NATIONAL DICTIONARY DAY - IN HONOR OF NOAH WEBSTER’S BIRTHDAY
National Dictionary Day is observed annually on 16 October.
Celebrate by learning a little bit of dictionary history and about Noah Webster:
In 1806, American Noah Webster published his first dictionary, A Compendious Dictionary of the English Language.
In 1807 Webster began compiling an expanded and fully comprehensive dictionary, An American Dictionary of the English Language; it took twenty-seven years to complete. To evaluate the etymology of words, Webster learned twenty-six languages, including Old English (Anglo-Saxon), German, Greek, Latin, Italian, Spanish, French, Hebrew, Arabic and Sanskrit.

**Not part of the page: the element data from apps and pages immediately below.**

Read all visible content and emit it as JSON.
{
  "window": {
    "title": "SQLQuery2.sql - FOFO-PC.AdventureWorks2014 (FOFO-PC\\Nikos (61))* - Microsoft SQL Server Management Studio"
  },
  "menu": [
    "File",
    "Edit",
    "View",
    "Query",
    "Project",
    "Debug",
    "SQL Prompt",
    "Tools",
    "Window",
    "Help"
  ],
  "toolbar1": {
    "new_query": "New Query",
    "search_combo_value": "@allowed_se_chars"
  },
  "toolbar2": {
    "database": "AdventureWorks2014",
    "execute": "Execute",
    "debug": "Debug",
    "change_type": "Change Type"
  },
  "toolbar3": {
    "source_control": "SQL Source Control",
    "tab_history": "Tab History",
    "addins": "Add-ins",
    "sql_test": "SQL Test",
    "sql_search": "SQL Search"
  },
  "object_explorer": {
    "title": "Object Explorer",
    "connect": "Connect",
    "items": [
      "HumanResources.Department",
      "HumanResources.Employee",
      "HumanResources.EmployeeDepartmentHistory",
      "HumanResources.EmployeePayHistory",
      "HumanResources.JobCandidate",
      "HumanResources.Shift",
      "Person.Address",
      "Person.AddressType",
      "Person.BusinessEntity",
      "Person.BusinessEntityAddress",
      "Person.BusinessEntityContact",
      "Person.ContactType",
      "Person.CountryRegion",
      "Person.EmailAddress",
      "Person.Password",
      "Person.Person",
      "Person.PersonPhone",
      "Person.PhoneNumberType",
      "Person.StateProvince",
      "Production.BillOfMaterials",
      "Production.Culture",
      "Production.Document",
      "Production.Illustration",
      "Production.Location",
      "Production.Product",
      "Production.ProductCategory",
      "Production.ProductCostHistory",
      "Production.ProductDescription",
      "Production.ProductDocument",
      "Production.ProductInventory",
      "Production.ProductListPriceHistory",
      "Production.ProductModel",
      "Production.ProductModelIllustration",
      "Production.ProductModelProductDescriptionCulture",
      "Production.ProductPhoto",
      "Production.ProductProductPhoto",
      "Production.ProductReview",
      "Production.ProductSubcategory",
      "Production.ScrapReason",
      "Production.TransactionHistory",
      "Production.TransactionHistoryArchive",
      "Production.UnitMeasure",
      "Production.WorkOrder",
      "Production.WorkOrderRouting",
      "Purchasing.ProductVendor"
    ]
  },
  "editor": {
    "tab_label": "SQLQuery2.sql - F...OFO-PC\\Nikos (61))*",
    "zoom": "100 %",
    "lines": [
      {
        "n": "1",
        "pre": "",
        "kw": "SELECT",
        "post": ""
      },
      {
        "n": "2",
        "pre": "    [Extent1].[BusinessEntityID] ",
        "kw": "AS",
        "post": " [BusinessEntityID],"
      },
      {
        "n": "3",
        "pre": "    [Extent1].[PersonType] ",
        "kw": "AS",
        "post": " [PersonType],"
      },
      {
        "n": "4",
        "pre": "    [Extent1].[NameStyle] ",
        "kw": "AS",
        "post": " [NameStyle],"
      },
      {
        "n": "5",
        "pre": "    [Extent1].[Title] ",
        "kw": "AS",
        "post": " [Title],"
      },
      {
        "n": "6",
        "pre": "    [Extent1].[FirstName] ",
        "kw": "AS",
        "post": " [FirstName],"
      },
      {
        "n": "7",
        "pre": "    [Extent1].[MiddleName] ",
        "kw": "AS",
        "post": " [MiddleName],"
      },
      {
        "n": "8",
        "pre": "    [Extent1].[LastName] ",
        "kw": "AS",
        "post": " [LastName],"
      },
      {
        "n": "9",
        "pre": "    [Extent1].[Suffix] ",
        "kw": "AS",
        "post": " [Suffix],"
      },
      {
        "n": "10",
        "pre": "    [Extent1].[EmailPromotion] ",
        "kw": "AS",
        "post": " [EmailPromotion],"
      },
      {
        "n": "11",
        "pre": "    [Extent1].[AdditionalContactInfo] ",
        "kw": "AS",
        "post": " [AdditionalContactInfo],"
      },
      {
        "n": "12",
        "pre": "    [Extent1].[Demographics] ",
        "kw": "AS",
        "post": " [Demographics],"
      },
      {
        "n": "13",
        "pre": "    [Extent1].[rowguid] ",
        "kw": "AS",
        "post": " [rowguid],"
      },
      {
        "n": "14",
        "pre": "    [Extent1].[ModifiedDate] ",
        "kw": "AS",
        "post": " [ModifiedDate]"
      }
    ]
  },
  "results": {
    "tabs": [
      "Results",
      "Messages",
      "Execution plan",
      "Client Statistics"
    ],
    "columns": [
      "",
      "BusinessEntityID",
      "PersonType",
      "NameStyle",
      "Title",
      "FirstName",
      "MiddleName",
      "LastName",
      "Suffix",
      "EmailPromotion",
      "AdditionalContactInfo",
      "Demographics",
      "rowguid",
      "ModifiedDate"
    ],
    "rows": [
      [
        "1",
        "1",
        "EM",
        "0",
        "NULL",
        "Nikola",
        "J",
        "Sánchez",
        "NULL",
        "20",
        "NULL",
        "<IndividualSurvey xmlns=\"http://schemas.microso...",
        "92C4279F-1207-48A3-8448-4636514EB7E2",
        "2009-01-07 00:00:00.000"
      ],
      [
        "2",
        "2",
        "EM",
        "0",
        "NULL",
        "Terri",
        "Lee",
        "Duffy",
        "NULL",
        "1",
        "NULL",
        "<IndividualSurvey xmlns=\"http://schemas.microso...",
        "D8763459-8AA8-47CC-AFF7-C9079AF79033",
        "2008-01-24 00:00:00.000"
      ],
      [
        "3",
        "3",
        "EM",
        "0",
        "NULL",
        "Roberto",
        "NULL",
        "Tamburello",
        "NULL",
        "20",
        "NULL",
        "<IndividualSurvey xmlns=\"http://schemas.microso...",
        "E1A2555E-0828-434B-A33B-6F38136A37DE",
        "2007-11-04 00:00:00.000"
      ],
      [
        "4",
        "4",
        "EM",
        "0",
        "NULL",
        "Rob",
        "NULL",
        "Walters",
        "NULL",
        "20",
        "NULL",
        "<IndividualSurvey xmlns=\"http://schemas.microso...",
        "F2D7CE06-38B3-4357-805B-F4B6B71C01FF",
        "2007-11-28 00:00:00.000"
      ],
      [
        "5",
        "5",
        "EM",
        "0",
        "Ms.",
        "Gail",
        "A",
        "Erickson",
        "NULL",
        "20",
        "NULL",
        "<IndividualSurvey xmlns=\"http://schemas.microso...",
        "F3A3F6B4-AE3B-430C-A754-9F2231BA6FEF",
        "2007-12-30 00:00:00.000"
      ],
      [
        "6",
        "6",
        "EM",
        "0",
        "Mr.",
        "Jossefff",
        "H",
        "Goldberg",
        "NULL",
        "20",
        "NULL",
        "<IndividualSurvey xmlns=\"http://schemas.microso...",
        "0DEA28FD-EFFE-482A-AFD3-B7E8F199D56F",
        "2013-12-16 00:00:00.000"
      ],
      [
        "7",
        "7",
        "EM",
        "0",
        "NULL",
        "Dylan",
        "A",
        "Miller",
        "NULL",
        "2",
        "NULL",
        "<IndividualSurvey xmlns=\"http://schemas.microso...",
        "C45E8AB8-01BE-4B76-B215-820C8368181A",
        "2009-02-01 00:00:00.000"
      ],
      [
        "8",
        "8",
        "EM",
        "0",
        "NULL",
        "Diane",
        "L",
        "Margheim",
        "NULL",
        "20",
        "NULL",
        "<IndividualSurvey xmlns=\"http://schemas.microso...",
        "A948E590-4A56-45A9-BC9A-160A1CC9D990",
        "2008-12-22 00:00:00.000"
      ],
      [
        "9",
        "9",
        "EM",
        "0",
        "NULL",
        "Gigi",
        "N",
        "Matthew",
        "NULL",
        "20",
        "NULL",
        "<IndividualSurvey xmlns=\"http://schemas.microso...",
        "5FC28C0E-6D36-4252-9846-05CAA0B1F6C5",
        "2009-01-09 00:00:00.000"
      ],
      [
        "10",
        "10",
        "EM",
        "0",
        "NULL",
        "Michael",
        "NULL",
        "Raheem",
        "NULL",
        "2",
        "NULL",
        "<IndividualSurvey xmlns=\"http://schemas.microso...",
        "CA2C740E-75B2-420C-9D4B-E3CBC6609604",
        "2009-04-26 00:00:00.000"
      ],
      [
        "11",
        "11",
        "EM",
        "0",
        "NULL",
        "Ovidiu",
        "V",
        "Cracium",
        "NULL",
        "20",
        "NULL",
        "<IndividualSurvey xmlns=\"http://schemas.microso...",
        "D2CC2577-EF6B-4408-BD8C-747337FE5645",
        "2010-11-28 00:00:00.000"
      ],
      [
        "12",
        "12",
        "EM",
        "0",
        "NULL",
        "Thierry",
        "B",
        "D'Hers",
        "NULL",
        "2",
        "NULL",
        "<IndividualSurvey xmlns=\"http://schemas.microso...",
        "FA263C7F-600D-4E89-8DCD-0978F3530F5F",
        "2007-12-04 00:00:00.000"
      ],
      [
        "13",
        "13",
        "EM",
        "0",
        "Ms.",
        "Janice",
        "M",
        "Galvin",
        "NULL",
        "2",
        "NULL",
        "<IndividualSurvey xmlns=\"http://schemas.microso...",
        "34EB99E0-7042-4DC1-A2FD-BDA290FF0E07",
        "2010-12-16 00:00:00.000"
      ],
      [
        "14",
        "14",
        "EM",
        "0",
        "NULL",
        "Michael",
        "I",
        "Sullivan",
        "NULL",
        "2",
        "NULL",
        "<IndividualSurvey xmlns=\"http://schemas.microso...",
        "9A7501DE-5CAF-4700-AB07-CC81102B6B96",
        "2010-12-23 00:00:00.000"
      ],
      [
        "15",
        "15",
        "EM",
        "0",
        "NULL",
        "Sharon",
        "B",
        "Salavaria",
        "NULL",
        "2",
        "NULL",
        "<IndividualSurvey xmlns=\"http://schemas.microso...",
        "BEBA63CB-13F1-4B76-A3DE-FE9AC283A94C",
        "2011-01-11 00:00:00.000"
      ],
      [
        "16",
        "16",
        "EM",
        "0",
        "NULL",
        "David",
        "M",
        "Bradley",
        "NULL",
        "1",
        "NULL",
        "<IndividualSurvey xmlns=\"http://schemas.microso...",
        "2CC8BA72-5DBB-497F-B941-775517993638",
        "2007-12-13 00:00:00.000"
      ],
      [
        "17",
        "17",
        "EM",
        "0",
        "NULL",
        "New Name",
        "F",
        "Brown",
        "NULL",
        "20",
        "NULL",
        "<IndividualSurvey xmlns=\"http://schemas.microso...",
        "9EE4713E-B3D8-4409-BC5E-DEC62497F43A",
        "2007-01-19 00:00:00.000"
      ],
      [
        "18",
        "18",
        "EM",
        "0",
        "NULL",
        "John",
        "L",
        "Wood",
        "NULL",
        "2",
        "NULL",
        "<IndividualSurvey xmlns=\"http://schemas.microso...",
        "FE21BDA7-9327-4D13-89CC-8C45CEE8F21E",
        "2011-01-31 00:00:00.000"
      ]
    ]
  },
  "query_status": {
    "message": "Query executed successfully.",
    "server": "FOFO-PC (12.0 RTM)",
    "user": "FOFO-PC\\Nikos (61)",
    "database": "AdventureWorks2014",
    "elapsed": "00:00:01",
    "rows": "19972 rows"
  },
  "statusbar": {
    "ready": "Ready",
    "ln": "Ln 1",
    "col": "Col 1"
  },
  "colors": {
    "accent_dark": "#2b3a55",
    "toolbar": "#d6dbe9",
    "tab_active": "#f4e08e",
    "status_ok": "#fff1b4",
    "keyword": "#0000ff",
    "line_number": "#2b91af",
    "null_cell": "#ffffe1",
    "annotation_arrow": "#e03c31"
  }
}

Webster completed his dictionary during his year abroad in Paris, France, at the University of Cambridge. His book contained seventy thousand words, of which twelve thousand had never appeared in a published dictionary before.
As a spelling reformer, he believed that the English spelling rules were unnecessarily complex so in his dictionary he introduced American English spellings, replacing “colour” with “color”, substituting “wagon” for “waggon” and printing “center” instead of “centre”. Webster also added American words such as “skunk” and “squash” that did not appear in British dictionaries. He believed The United States “should be as independent in literature as she is in politics.” Some of his changes didn’t catch on, however. Dropping the silent “e” at the end of some words like the word imagine.
Webster took a more phonetic approach to the development of his dictionary. Interestingly, the word didn’t appear when Webster published his dictionary in 1828 at the age of seventy. However, of the 70,000 entries, the word phonics is one. The dictionary sold 2500 copies.
In 1840, the second edition was published in two volumes. Webster’s 1828 Dictionary is available online. By entering the modern-day spelling, the website will produce Webster’s 1828 version.